It was in this shifting environment that the Second Berne Convention began in 2032, with the goal of devising a new international copyright system. After three weeks of fruitless negotiation, little was agreed other than to hold an extended 'copyright congress' that included all relevant parties — and so the Long Congress began, eight years of ideological battles and horse-trading.

For the first three years of the Congress, publishers and other interests held the upper hand due to their superior organisation and a clear, unified goal — the preservation of the existing system. Only slight concessions were offered, such as the inclusion of privately recorded and replayed memories under 'fair use' provisions. These provisions would have passed in 2035 were it not for the defection of two crucial delegates.

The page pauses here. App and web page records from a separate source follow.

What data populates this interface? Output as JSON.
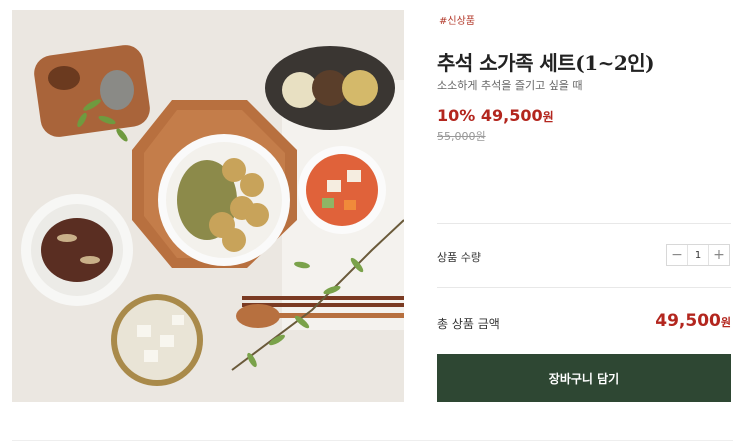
{
  "product": {
    "tag": "#신상품",
    "title": "추석 소가족 세트(1~2인)",
    "subtitle": "소소하게 추석을 즐기고 싶을 때",
    "discount": "10%",
    "price": "49,500",
    "price_unit": "원",
    "original_price": "55,000원"
  },
  "quantity": {
    "label": "상품 수량",
    "value": "1",
    "minus": "−",
    "plus": "+"
  },
  "total": {
    "label": "총 상품 금액",
    "value": "49,500",
    "unit": "원"
  },
  "cart_button": {
    "label": "장바구니 담기"
  },
  "colors": {
    "accent": "#b3261e",
    "button_bg": "#2e4733"
  },
  "image": {
    "alt": "추석 소가족 세트 상차림"
  }
}
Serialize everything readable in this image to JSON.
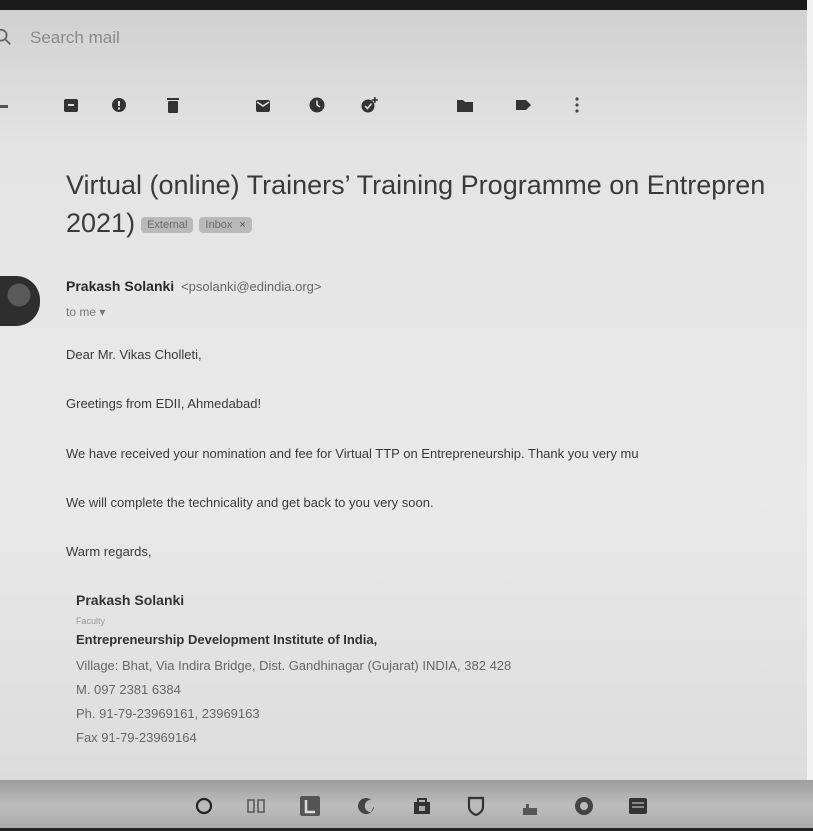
{
  "search": {
    "placeholder": "Search mail"
  },
  "toolbar": {
    "icons": [
      "archive-icon",
      "report-spam-icon",
      "delete-icon",
      "mark-unread-icon",
      "snooze-icon",
      "add-task-icon",
      "move-to-icon",
      "labels-icon",
      "more-vert-icon"
    ]
  },
  "email": {
    "subject_line1": "Virtual (online) Trainers’ Training Programme on Entrepren",
    "subject_line2": "2021)",
    "labels": [
      {
        "text": "External"
      },
      {
        "text": "Inbox",
        "close": "×"
      }
    ],
    "sender_name": "Prakash Solanki",
    "sender_email": "<psolanki@edindia.org>",
    "to": "to me ▾",
    "body": [
      "Dear Mr. Vikas Cholleti,",
      "Greetings from EDII, Ahmedabad!",
      "We have received your nomination and fee for Virtual TTP on Entrepreneurship. Thank you very mu",
      "We will complete the technicality and get back to you very soon.",
      "Warm regards,"
    ],
    "signature": {
      "name": "Prakash Solanki",
      "title": "Faculty",
      "org": "Entrepreneurship Development Institute of India,",
      "address": "Village: Bhat, Via Indira Bridge, Dist. Gandhinagar (Gujarat) INDIA, 382 428",
      "mobile": "M. 097 2381 6384",
      "phone": "Ph. 91-79-23969161, 23969163",
      "fax": "Fax 91-79-23969164"
    }
  },
  "taskbar": {
    "icons": [
      "search-circle-icon",
      "task-view-icon",
      "app-l-icon",
      "edge-browser-icon",
      "store-icon",
      "app-shield-icon",
      "file-explorer-icon",
      "chrome-icon",
      "word-icon"
    ]
  }
}
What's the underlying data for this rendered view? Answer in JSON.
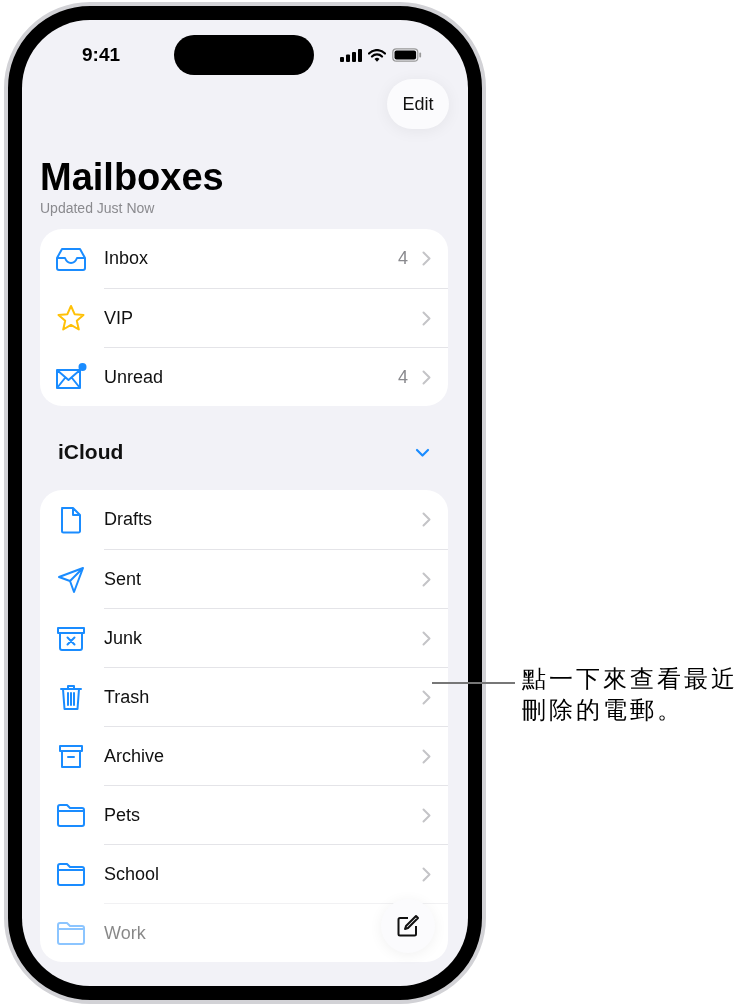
{
  "status_bar": {
    "time": "9:41"
  },
  "edit_button": "Edit",
  "title": "Mailboxes",
  "subtitle": "Updated Just Now",
  "mailboxes": [
    {
      "kind": "inbox",
      "label": "Inbox",
      "count": "4"
    },
    {
      "kind": "vip",
      "label": "VIP"
    },
    {
      "kind": "unread",
      "label": "Unread",
      "count": "4"
    }
  ],
  "account": {
    "name": "iCloud",
    "expanded": true,
    "folders": [
      {
        "kind": "drafts",
        "label": "Drafts",
        "faded": false
      },
      {
        "kind": "sent",
        "label": "Sent",
        "faded": false
      },
      {
        "kind": "junk",
        "label": "Junk",
        "faded": false
      },
      {
        "kind": "trash",
        "label": "Trash",
        "faded": false
      },
      {
        "kind": "archive",
        "label": "Archive",
        "faded": false
      },
      {
        "kind": "folder",
        "label": "Pets",
        "faded": false
      },
      {
        "kind": "folder",
        "label": "School",
        "faded": false
      },
      {
        "kind": "folder",
        "label": "Work",
        "faded": true
      }
    ]
  },
  "callout": "點一下來查看最近刪除的電郵。"
}
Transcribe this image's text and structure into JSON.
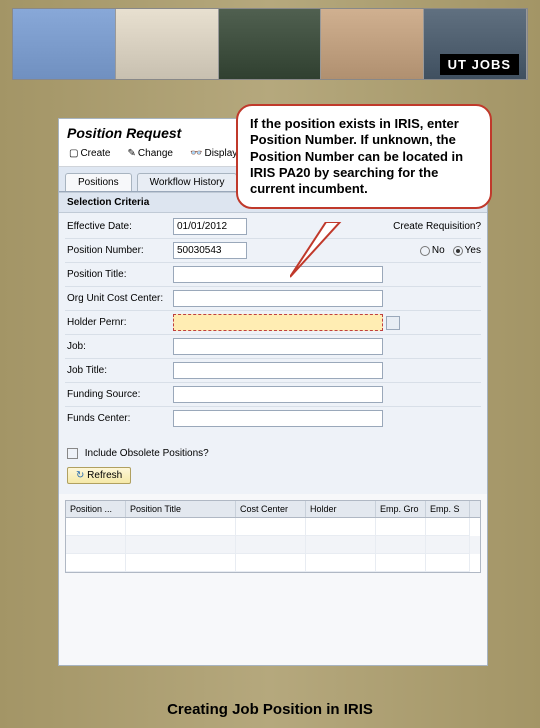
{
  "banner": {
    "logo_text": "UT JOBS"
  },
  "app": {
    "title": "Position Request",
    "toolbar": {
      "create": "Create",
      "change": "Change",
      "display": "Display"
    },
    "tabs": {
      "positions": "Positions",
      "workflow": "Workflow History"
    },
    "section_header": "Selection Criteria",
    "fields": {
      "effective_date": {
        "label": "Effective Date:",
        "value": "01/01/2012"
      },
      "position_number": {
        "label": "Position Number:",
        "value": "50030543"
      },
      "position_title": {
        "label": "Position Title:",
        "value": ""
      },
      "org_cost_center": {
        "label": "Org Unit Cost Center:",
        "value": ""
      },
      "holder_pernr": {
        "label": "Holder Pernr:",
        "value": ""
      },
      "job": {
        "label": "Job:",
        "value": ""
      },
      "job_title": {
        "label": "Job Title:",
        "value": ""
      },
      "funding_source": {
        "label": "Funding Source:",
        "value": ""
      },
      "funds_center": {
        "label": "Funds Center:",
        "value": ""
      }
    },
    "create_requisition": {
      "label": "Create Requisition?",
      "no": "No",
      "yes": "Yes"
    },
    "obsolete_label": "Include Obsolete Positions?",
    "refresh_label": "Refresh",
    "grid_headers": {
      "position": "Position ...",
      "position_title": "Position Title",
      "cost_center": "Cost Center",
      "holder": "Holder",
      "emp_gro": "Emp. Gro",
      "emp_s": "Emp. S"
    }
  },
  "callout": "If the position exists in IRIS, enter Position Number. If unknown, the Position Number can be located in IRIS PA20 by searching for the current incumbent.",
  "caption": "Creating Job Position in IRIS"
}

Thanks to one of those delegates — Roger Hyde, an American — the opponents of the status quo began to unite under a single banner. Rather than advocating for the abolition of copyright, they argued for a return to the rules seen in the 18th and 19th centuries: a 14-year term, renewable only once, with the requirement that all copyrighted works also be easily licensed. This became known as 'classic' copyright. Other provisions limited the ability for corporations to indefinitely trademark characters or ideas — a crucial factor for the reuse of characters such as Mickey Mouse.

Sensing that this was perhaps the best they were going to get given the popular climate, the publishers reluctantly signed on in 2040, but only after extracting the major concession of a seven-year grace period. This allowed them to 'get their affairs in order', which typically involved the transition of classic properties into new, copyrightable forms, and a major investment in new creative works (ironically, the entire purpose of copyright in the first place).

The volume of work that was released into the public domain in 2047 was truly staggering: every piece of music, every TV show, every book, every game, every film, every artwork published before 2019. And every single year, more work was liberated.

Our play, Death of a Mouse, eventually fell out of copyright itself 28 years later, in 2075; the creator said that he was "no longer interested in the works of [his] 40s" and declined to renew the copyright. A year later, it was remixed into a satirical game, Death of a Death by Ha-Joon Hui, exploring themes of opportunism, creativity, and 40s corporatist nostalgia. Today, Death of a Death is widely cited as one of the most influential games of the 70s, so it seems that reduced copyright terms really can refresh old ideas — eventually.